I was having a conversation with my boss the other day when this idea for a blog post hit me. It seems like something that people have been discussing for quite some time but I like to dive deeper than the mumbo-jumbo like “build a relationship” , “play big”, “have confidence”. For a minute, let’s get nice and specific.
I will not say that my experience applies to all sales people but those in a similar situation can probably attest to what I have to say. Currently, I do B2B sales; selling very expensive business software systems. In this line of business there is very little that matters more than building a relationship.
When business managers think of building a relationship they are often focused on repeated business. In the B2C space there is little time to form a relationship before a purchase – particularly if the purchase is low-involvement. Before you even have a chance to build that trust consumers have already made up their mind – it doesn’t matter to consumers enough because they have little to lose. In these circumstances, it is most important to build good products, make the experience great and focus on ways to build loyalty after-the-fact. With high-involvement B2B sales you need to build a strong relationship long before your customer ever makes a decision.
In my line of work deals can take months or even years before a decision is made ,which is why it is so important to build a strong relationship through the process. In fact, the relationship is often the sole deciding factor. When there is little distinguishable difference between products, decision makers have no choice but to go with their gut and with the person they trust. The sales cycle in these businesses are long not just because the products are high-involvement but because a strong relationship needs time develop. Often decision makers have made up their minds many months prior to the closing of a sale but they need time to make sure their decision is the right one and ensure that they have left enough time to truly get to know the individuals within the company they will be working with/buying from.
So what can we learn from this? Focusing on relationship building is one of the most important aspects to shortening the sales cycle. That means making sure that your sales staff understand the importance of being honest and not pushy. Yes, you want to make a sale but you need to take it easy, present your information and try to be open and unbiased with them. If your products or services are not a good fit, be honest about – don’t try to make something happen that is not meant to be. Potential customers appreciate honesty and will look to you for advice and this will ultimately shorten the sales cycle and lead to loyal and trusting customers in the long-run.
I recently attended the Canadian Restaurants and Foodservice Association Show held at the Direct Energy Centre in downtown Toronto. The purpose of the trip? Business. I currently work for Blue Link Associates, a software firm that specializes in the FoodService industry and we were there visiting current clients and trying to sniff out future clients as well.
There was much to see and do and especially taste. One of the biggest draws of the show became abundantly clear early on: there was so much great food to try! The attendees were forming packs around the exhibitors with the best food.
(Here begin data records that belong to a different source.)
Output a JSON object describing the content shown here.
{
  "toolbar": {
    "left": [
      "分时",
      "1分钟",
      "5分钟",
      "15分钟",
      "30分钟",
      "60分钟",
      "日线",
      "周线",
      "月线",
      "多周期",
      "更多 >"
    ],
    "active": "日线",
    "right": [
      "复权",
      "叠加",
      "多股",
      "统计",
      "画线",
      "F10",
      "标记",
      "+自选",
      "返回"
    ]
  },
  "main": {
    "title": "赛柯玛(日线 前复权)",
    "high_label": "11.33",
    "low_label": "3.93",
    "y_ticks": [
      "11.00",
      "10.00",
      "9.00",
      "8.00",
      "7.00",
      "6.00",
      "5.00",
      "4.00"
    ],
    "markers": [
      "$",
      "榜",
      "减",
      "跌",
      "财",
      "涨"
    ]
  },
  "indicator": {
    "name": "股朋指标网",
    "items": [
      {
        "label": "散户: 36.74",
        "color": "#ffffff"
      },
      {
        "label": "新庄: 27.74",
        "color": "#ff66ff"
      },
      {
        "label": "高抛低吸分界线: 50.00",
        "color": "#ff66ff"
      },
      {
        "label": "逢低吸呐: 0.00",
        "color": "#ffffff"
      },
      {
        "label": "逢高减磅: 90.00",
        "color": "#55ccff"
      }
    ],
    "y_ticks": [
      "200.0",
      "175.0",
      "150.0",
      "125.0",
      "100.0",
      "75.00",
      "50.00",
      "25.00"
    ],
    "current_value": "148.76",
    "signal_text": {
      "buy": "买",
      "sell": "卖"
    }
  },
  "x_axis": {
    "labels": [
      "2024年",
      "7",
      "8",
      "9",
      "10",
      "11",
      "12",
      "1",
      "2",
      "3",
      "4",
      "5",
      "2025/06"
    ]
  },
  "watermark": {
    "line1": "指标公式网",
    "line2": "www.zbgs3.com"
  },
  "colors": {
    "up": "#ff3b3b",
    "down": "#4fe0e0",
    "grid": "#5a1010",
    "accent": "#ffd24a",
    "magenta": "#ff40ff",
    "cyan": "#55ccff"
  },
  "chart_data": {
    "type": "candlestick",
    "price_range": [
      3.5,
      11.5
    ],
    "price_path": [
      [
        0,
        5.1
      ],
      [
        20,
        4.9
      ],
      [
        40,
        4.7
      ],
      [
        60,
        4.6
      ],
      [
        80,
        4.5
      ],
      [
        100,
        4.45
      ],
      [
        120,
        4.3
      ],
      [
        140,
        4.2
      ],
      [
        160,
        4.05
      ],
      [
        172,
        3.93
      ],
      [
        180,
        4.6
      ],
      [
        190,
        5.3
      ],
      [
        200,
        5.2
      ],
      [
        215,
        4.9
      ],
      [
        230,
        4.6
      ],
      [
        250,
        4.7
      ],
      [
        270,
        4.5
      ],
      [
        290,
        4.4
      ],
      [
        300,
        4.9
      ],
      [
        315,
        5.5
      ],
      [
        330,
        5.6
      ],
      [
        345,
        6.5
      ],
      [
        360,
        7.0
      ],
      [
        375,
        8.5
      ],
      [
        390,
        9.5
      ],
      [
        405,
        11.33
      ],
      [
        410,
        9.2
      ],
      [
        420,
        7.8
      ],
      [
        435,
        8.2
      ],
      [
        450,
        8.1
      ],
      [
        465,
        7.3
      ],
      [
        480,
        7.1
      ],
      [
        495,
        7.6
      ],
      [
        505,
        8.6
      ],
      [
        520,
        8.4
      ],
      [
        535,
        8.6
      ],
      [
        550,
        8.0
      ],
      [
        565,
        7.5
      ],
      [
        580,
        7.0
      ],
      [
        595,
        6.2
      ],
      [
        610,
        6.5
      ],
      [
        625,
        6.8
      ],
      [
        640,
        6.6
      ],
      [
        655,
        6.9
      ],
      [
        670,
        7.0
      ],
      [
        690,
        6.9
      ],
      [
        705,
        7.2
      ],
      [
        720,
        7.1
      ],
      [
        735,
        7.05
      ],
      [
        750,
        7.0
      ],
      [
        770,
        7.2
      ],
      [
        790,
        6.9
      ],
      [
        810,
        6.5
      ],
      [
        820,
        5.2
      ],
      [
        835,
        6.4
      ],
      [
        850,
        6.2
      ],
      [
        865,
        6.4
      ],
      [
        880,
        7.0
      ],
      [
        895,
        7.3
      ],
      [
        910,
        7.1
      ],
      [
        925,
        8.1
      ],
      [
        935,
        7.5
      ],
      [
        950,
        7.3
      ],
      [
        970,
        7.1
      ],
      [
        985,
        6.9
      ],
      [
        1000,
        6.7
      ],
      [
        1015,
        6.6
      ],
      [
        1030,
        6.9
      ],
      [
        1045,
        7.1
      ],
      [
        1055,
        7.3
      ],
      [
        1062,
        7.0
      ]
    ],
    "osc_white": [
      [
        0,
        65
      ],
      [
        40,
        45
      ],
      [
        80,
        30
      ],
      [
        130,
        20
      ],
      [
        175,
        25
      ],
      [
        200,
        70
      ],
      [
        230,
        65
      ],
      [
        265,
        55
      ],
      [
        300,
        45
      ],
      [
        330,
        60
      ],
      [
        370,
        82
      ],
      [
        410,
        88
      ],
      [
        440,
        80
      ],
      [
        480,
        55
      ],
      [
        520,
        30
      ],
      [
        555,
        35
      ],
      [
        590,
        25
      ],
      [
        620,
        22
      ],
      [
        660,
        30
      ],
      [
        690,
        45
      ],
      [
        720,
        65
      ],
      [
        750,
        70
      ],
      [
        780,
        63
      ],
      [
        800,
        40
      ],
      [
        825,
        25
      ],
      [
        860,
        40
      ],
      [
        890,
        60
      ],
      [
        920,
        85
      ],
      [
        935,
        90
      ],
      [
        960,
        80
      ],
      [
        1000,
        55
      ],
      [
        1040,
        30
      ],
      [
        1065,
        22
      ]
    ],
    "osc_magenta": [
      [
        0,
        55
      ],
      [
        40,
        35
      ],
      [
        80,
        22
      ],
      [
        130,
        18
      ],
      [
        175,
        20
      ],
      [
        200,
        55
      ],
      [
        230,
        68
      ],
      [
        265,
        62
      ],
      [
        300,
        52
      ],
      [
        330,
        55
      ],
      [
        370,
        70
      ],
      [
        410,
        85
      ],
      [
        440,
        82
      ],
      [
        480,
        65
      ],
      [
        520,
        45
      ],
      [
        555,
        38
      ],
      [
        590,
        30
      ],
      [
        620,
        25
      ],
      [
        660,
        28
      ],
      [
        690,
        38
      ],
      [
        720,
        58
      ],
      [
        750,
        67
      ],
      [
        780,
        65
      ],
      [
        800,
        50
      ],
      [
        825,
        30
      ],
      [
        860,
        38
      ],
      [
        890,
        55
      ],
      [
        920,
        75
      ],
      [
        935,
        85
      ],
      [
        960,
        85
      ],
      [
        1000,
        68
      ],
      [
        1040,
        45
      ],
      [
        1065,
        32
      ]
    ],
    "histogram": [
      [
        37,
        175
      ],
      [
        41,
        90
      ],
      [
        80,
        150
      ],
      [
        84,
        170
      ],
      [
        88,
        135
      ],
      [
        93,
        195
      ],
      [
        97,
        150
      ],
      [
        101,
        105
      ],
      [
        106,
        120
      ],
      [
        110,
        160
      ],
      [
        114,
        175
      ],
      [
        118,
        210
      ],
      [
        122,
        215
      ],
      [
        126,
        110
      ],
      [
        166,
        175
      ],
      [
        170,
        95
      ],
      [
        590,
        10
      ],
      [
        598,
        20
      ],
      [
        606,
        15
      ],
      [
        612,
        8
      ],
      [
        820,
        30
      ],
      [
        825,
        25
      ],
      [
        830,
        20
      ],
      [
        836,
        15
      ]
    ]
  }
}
The cost of attending the show was only $25 so I highly encourage anyone who wants to try some great food to give it a try, especially if you have other reasons to be there as well (it was a popular show for culinary students, for example). After mingling amongst the great food for a little while though, it was off to work!
A colleague of mine joined me at the show to aid in our intelligence gathering. We learned a couple things early on: pitching the idea of software at a food show is tough and some people don’t want to give out their information. And now for my “boo-hoo salesperson rant”.
It is a shame that salespeople are looked down upon in today’s world. Salespeople were rarely ever given the time of day in the past, but as a result of the ever-growing spam and annoyances people face each and every day – legitimate marketing and sales have begun to be ignored even more. It has become harder and harder to get your message across so we must continue to find new ways to express ourselves to ensure we are heard.
Spammers do what they do best; send out information to vast numbers of people with no targeting whatsoever. Over time these communications have been lumped in with legitimate marketing efforts and have driven the use of spam filters through the roof. There is now a lot of legitimate email (not even other marketing promotions) that are lost in these junk mail filters never to be read.
What all this means is that we must be continually more targeted in our marketing and sales efforts. As I found at the show, the only way to breakthrough some of those barriers was to create a sense of familiarity. Discuss how you are relevant to their business, how you have clients in a similar industry (point them out) and talk about their business and what you can offer them specifically. Remain sincere and informative and focus on building a relationship and rapport. The solution for getting around spam filters I am still working on. I will report back when I have a solution.
What other means to modern salespeople and marketers have to break through some of these defensive barriers? How can marketers reclaim their territory that spammers have all but taken?
A colleague of mine also wrote a blog post on the Benefits of FoodService Software. Feel free to check it out as well.